#### [Work instruction]
Repeat every record exactly as given.

#### [Given data]
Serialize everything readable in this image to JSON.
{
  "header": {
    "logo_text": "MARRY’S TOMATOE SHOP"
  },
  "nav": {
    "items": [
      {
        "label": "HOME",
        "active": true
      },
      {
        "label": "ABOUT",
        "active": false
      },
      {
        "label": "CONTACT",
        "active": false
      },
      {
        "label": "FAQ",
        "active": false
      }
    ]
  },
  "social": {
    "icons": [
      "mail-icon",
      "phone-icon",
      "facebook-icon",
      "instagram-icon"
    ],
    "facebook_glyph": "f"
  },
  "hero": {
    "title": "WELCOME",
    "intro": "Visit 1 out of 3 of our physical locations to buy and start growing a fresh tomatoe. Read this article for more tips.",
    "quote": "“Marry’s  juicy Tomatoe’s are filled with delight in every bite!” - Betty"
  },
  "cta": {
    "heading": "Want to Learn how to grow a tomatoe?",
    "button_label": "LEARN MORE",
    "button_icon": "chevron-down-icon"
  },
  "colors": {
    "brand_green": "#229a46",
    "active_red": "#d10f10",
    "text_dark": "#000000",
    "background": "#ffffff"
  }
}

#### [Your response]
Serialize everything readable in this image to JSON.
{
  "header": {
    "logo_text": "MARRY’S TOMATOE SHOP"
  },
  "nav": {
    "items": [
      {
        "label": "HOME",
        "active": true
      },
      {
        "label": "ABOUT",
        "active": false
      },
      {
        "label": "CONTACT",
        "active": false
      },
      {
        "label": "FAQ",
        "active": false
      }
    ]
  },
  "social": {
    "icons": [
      "mail-icon",
      "phone-icon",
      "facebook-icon",
      "instagram-icon"
    ],
    "facebook_glyph": "f"
  },
  "hero": {
    "title": "WELCOME",
    "intro": "Visit 1 out of 3 of our physical locations to buy and start growing a fresh tomatoe. Read this article for more tips.",
    "quote": "“Marry’s  juicy Tomatoe’s are filled with delight in every bite!” - Betty"
  },
  "cta": {
    "heading": "Want to Learn how to grow a tomatoe?",
    "button_label": "LEARN MORE",
    "button_icon": "chevron-down-icon"
  },
  "colors": {
    "brand_green": "#229a46",
    "active_red": "#d10f10",
    "text_dark": "#000000",
    "background": "#ffffff"
  }
}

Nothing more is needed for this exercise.